On Friday, November 9, before markets opened, Canadian oil and gas producer Enerplus Corp (NYSE:ERF) reported a third-quarter loss due to asset impairments and noted it expects growth to slow down in 2013. Net loss in Q3 was $63.5 million Canadian (about $63.6 million U.S., with a roughly even exchange rate) or $0.32 per share, compared with a net income of $111.3 million or $0.62 Canadian cents per share in Q3 of 2011. Shares of ERF closed by 14.46 percent lower of Friday, largely in response to the report.
The primary difference, year over year, is the significant decline in natural gas prices, though the company also recorded exploration and evaluation impairments of about $114 million, and had total capital expenditures of $167 million. Enerplus' daily production during Q3 averaged 81,573 barrels of oil equivalent per day, an 11 percent increase from a year ago, but down slightly from Q2 of 2012. During Q2, Enerplus reported an average production rate of 82,108 BOE/day. The company noted that its oil and liquids volumes grew by 24 percent year-over-year, and now represent just under 50% of total production.

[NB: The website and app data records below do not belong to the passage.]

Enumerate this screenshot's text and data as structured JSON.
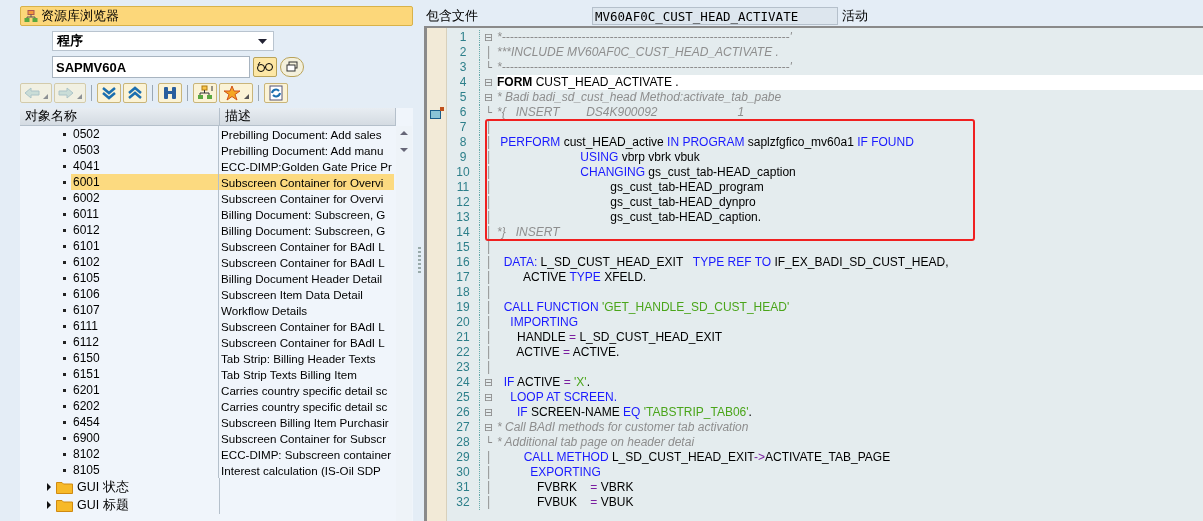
{
  "browser": {
    "title": "资源库浏览器",
    "object_type": "程序",
    "object_name": "SAPMV60A",
    "toolbar": [
      {
        "kind": "back",
        "disabled": true,
        "dropdown": true
      },
      {
        "kind": "forward",
        "disabled": true,
        "dropdown": true
      },
      {
        "kind": "expand",
        "disabled": false,
        "dropdown": false
      },
      {
        "kind": "collapse",
        "disabled": false,
        "dropdown": false
      },
      {
        "kind": "find",
        "disabled": false,
        "dropdown": false
      },
      {
        "kind": "hierarchy",
        "disabled": false,
        "dropdown": false
      },
      {
        "kind": "favorites",
        "disabled": false,
        "dropdown": true
      },
      {
        "kind": "refresh",
        "disabled": false,
        "dropdown": false
      }
    ],
    "columns": [
      "对象名称",
      "描述"
    ],
    "rows": [
      {
        "name": "0502",
        "desc": "Prebilling Document: Add sales",
        "selected": false
      },
      {
        "name": "0503",
        "desc": "Prebilling Document: Add manu",
        "selected": false
      },
      {
        "name": "4041",
        "desc": "ECC-DIMP:Golden Gate Price Pr",
        "selected": false
      },
      {
        "name": "6001",
        "desc": "Subscreen Container for Overvi",
        "selected": true
      },
      {
        "name": "6002",
        "desc": "Subscreen Container for Overvi",
        "selected": false
      },
      {
        "name": "6011",
        "desc": "Billing Document: Subscreen, G",
        "selected": false
      },
      {
        "name": "6012",
        "desc": "Billing Document: Subscreen, G",
        "selected": false
      },
      {
        "name": "6101",
        "desc": "Subscreen Container for BAdI L",
        "selected": false
      },
      {
        "name": "6102",
        "desc": "Subscreen Container for BAdI L",
        "selected": false
      },
      {
        "name": "6105",
        "desc": "Billing Document Header Detail",
        "selected": false
      },
      {
        "name": "6106",
        "desc": "Subscreen Item Data Detail",
        "selected": false
      },
      {
        "name": "6107",
        "desc": "Workflow Details",
        "selected": false
      },
      {
        "name": "6111",
        "desc": "Subscreen Container for BAdI L",
        "selected": false
      },
      {
        "name": "6112",
        "desc": "Subscreen Container for BAdI L",
        "selected": false
      },
      {
        "name": "6150",
        "desc": "Tab Strip: Billing Header Texts",
        "selected": false
      },
      {
        "name": "6151",
        "desc": "Tab Strip Texts Billing Item",
        "selected": false
      },
      {
        "name": "6201",
        "desc": "Carries country specific detail sc",
        "selected": false
      },
      {
        "name": "6202",
        "desc": "Carries country specific detail sc",
        "selected": false
      },
      {
        "name": "6454",
        "desc": "Subscreen Billing Item Purchasir",
        "selected": false
      },
      {
        "name": "6900",
        "desc": "Subscreen Container for Subscr",
        "selected": false
      },
      {
        "name": "8102",
        "desc": "ECC-DIMP: Subscreen container",
        "selected": false
      },
      {
        "name": "8105",
        "desc": "Interest calculation (IS-Oil SDP",
        "selected": false
      }
    ],
    "folders": [
      {
        "label": "GUI 状态",
        "expanded": false
      },
      {
        "label": "GUI 标题",
        "expanded": false
      }
    ]
  },
  "editor": {
    "include_label": "包含文件",
    "include_name": "MV60AF0C_CUST_HEAD_ACTIVATE",
    "status": "活动",
    "blocks": [
      {
        "boxed": false,
        "lines": [
          {
            "n": "1",
            "fold": "⊟",
            "current": false,
            "marker": false,
            "tokens": [
              {
                "kind": "cmt",
                "t": "*------------------------------------------------------------------------'"
              }
            ]
          },
          {
            "n": "2",
            "fold": "│",
            "current": false,
            "marker": false,
            "tokens": [
              {
                "kind": "cmt",
                "t": "***INCLUDE MV60AF0C_CUST_HEAD_ACTIVATE ."
              }
            ]
          },
          {
            "n": "3",
            "fold": "└",
            "current": false,
            "marker": false,
            "tokens": [
              {
                "kind": "cmt",
                "t": "*------------------------------------------------------------------------'"
              }
            ]
          },
          {
            "n": "4",
            "fold": "⊟",
            "current": true,
            "marker": false,
            "tokens": [
              {
                "kind": "bold",
                "t": "FORM"
              },
              {
                "kind": "plain",
                "t": " CUST_HEAD_ACTIVATE ."
              }
            ]
          },
          {
            "n": "5",
            "fold": "⊟",
            "current": false,
            "marker": false,
            "tokens": [
              {
                "kind": "cmt",
                "t": "* Badi badi_sd_cust_head Method:activate_tab_pabe"
              }
            ]
          },
          {
            "n": "6",
            "fold": "└",
            "current": false,
            "marker": true,
            "tokens": [
              {
                "kind": "cmt",
                "t": "*{   INSERT        DS4K900092                        1"
              }
            ]
          }
        ]
      },
      {
        "boxed": true,
        "lines": [
          {
            "n": "7",
            "fold": "│",
            "current": false,
            "marker": false
          },
          {
            "n": "8",
            "fold": "│",
            "current": false,
            "marker": false,
            "tokens": [
              {
                "kind": "kw",
                "t": " PERFORM"
              },
              {
                "kind": "plain",
                "t": " cust_HEAD_active "
              },
              {
                "kind": "kw",
                "t": "IN PROGRAM"
              },
              {
                "kind": "plain",
                "t": " saplzfgfico_mv60a1 "
              },
              {
                "kind": "kw",
                "t": "IF FOUND"
              }
            ]
          },
          {
            "n": "9",
            "fold": "│",
            "current": false,
            "marker": false,
            "tokens": [
              {
                "kind": "kw",
                "t": "                         USING"
              },
              {
                "kind": "plain",
                "t": " vbrp vbrk vbuk"
              }
            ]
          },
          {
            "n": "10",
            "fold": "│",
            "current": false,
            "marker": false,
            "tokens": [
              {
                "kind": "kw",
                "t": "                         CHANGING"
              },
              {
                "kind": "plain",
                "t": " gs_cust_tab-HEAD_caption"
              }
            ]
          },
          {
            "n": "11",
            "fold": "│",
            "current": false,
            "marker": false,
            "tokens": [
              {
                "kind": "plain",
                "t": "                                  gs_cust_tab-HEAD_program"
              }
            ]
          },
          {
            "n": "12",
            "fold": "│",
            "current": false,
            "marker": false,
            "tokens": [
              {
                "kind": "plain",
                "t": "                                  gs_cust_tab-HEAD_dynpro"
              }
            ]
          },
          {
            "n": "13",
            "fold": "│",
            "current": false,
            "marker": false,
            "tokens": [
              {
                "kind": "plain",
                "t": "                                  gs_cust_tab-HEAD_caption."
              }
            ]
          },
          {
            "n": "14",
            "fold": "│",
            "current": false,
            "marker": false,
            "tokens": [
              {
                "kind": "cmt",
                "t": "*}   INSERT"
              }
            ]
          }
        ]
      },
      {
        "boxed": false,
        "lines": [
          {
            "n": "15",
            "fold": "│",
            "current": false,
            "marker": false
          },
          {
            "n": "16",
            "fold": "│",
            "current": false,
            "marker": false,
            "tokens": [
              {
                "kind": "kw",
                "t": "  DATA:"
              },
              {
                "kind": "plain",
                "t": " L_SD_CUST_HEAD_EXIT   "
              },
              {
                "kind": "kw",
                "t": "TYPE REF TO"
              },
              {
                "kind": "plain",
                "t": " IF_EX_BADI_SD_CUST_HEAD,"
              }
            ]
          },
          {
            "n": "17",
            "fold": "│",
            "current": false,
            "marker": false,
            "tokens": [
              {
                "kind": "plain",
                "t": "        ACTIVE "
              },
              {
                "kind": "kw",
                "t": "TYPE"
              },
              {
                "kind": "plain",
                "t": " XFELD."
              }
            ]
          },
          {
            "n": "18",
            "fold": "│",
            "current": false,
            "marker": false
          },
          {
            "n": "19",
            "fold": "│",
            "current": false,
            "marker": false,
            "tokens": [
              {
                "kind": "kw",
                "t": "  CALL FUNCTION"
              },
              {
                "kind": "str",
                "t": " 'GET_HANDLE_SD_CUST_HEAD'"
              }
            ]
          },
          {
            "n": "20",
            "fold": "│",
            "current": false,
            "marker": false,
            "tokens": [
              {
                "kind": "kw",
                "t": "    IMPORTING"
              }
            ]
          },
          {
            "n": "21",
            "fold": "│",
            "current": false,
            "marker": false,
            "tokens": [
              {
                "kind": "plain",
                "t": "      HANDLE "
              },
              {
                "kind": "op",
                "t": "="
              },
              {
                "kind": "plain",
                "t": " L_SD_CUST_HEAD_EXIT"
              }
            ]
          },
          {
            "n": "22",
            "fold": "│",
            "current": false,
            "marker": false,
            "tokens": [
              {
                "kind": "plain",
                "t": "      ACTIVE "
              },
              {
                "kind": "op",
                "t": "="
              },
              {
                "kind": "plain",
                "t": " ACTIVE."
              }
            ]
          },
          {
            "n": "23",
            "fold": "│",
            "current": false,
            "marker": false
          },
          {
            "n": "24",
            "fold": "⊟",
            "current": false,
            "marker": false,
            "tokens": [
              {
                "kind": "kw",
                "t": "  IF"
              },
              {
                "kind": "plain",
                "t": " ACTIVE "
              },
              {
                "kind": "op",
                "t": "="
              },
              {
                "kind": "str",
                "t": " 'X'"
              },
              {
                "kind": "plain",
                "t": "."
              }
            ]
          },
          {
            "n": "25",
            "fold": "⊟",
            "current": false,
            "marker": false,
            "tokens": [
              {
                "kind": "kw",
                "t": "    LOOP AT SCREEN."
              }
            ]
          },
          {
            "n": "26",
            "fold": "⊟",
            "current": false,
            "marker": false,
            "tokens": [
              {
                "kind": "kw",
                "t": "      IF"
              },
              {
                "kind": "plain",
                "t": " SCREEN-NAME "
              },
              {
                "kind": "kw",
                "t": "EQ"
              },
              {
                "kind": "str",
                "t": " 'TABSTRIP_TAB06'"
              },
              {
                "kind": "plain",
                "t": "."
              }
            ]
          },
          {
            "n": "27",
            "fold": "⊟",
            "current": false,
            "marker": false,
            "tokens": [
              {
                "kind": "cmt",
                "t": "* Call BAdI methods for customer tab activation"
              }
            ]
          },
          {
            "n": "28",
            "fold": "└",
            "current": false,
            "marker": false,
            "tokens": [
              {
                "kind": "cmt",
                "t": "* Additional tab page on header detai"
              }
            ]
          },
          {
            "n": "29",
            "fold": "│",
            "current": false,
            "marker": false,
            "tokens": [
              {
                "kind": "kw",
                "t": "        CALL METHOD"
              },
              {
                "kind": "plain",
                "t": " L_SD_CUST_HEAD_EXIT"
              },
              {
                "kind": "op",
                "t": "->"
              },
              {
                "kind": "plain",
                "t": "ACTIVATE_TAB_PAGE"
              }
            ]
          },
          {
            "n": "30",
            "fold": "│",
            "current": false,
            "marker": false,
            "tokens": [
              {
                "kind": "kw",
                "t": "          EXPORTING"
              }
            ]
          },
          {
            "n": "31",
            "fold": "│",
            "current": false,
            "marker": false,
            "tokens": [
              {
                "kind": "plain",
                "t": "            FVBRK    "
              },
              {
                "kind": "op",
                "t": "="
              },
              {
                "kind": "plain",
                "t": " VBRK"
              }
            ]
          },
          {
            "n": "32",
            "fold": "│",
            "current": false,
            "marker": false,
            "tokens": [
              {
                "kind": "plain",
                "t": "            FVBUK    "
              },
              {
                "kind": "op",
                "t": "="
              },
              {
                "kind": "plain",
                "t": " VBUK"
              }
            ]
          }
        ]
      }
    ]
  }
}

By percent, oil and liquids increased by one percent quarter over quarter, compared to a seven percent increase last quarter.
Enerplus also cut its average production forecast for full-year 2012 by two percent to 82,000 BOE/day. At least part of this cut may be due to the sale of its Manitoba assets, which produced 1,600 BOE/day, as well as its interest in Laricina Energy. The company also noted that a slowing level of activity in the Marcellus shale in Pennsylvania will further postpone natural gas production from the asset. The company also noted that it will reduce its capital spending by 20 percent next year.
Enerplus has been forced to sell some assets in order to fund its capital expenditure costs and continue fueling its long-term growth objectives, including shale assets it owns in the United States. Declining natural gas prices have pressured the company to sell assets and delay natural gas production growth. At the same time, Enerplus has been forced to sell some assets in a buyer's market for them due to necessary asset sales by larger entities such as Chesapeake (NYSE:CHK). Also, production costs have generally increased in 2012, with ERF increasing its expectations for 2012 average operating cost to $10.70 per BOE from $10.40.
Enerplus shares spent much of the first half of 2012 in decline, following natural gas down the charts, and a spike down for oil prices that occurred in May. On June 12, Enerplus cut its monthly dividend in half, from $0.18 cents to $0.09. After ERF cut its dividend, oil and gas prices stabilized and subsequently increased, and by the end of the third quarter, Enerplus had appreciated by about 40 percent from its bottoming out in late June.
Over the last month, though, and including a sell-off that followed this Q3 report, shares of ERF have fallen by about 20 percent and are again nearing their 2012 lows. See a recent performance chart: (click to enlarge)
Some of this recent selling appears to be an overreaction to ERF's quarterly results, but continuing losses and/or further energy commodity declines could certainly exacerbate ERF's present condition. Given ERF's current condition, another asset sale announcement is likely forthcoming.
Enerplus may also announce changes to its dividend reinvestment plan, though such is no certainty. Enerplus' current Stock Dividend Program allows shareholders to receive dividends in the form of shares of Enerplus at a 5% discount to the current market price instead of a cash dividend. When Enerplus cut its dividend in Q2, the move was soon followed by Pengrowth (NYSE:PGH), which recently suspended its Premium Dividend Program. Perhaps, this time, Enerplus will follow Pengrowth.
Another issue that could be weighing on ERF shares is Canada has been mulling over the sale of some companies to foreign national corporations. Last month, Canada denied a bid by Malaysia's state-owned oil company, Petronas, for Progress Energy Resources Corp, arguing that the deal did not provide a net benefit to Canada. Also, a larger deal by China's state-owned oil company, CNOOC, for Nexen Energy (NXY) is still being considered. It appears Canada is not against the idea of such sales, but instead interested in increasing the price of Petronas' offer. Either way, the uncertainty makes the sale of other Canadian oil and gas companies less probable, and that is also weighing down those other Canadian energy equities. The consummation of either such deal would likely reduce this uncertainty and provide a boost to the entire Canadian energy sector.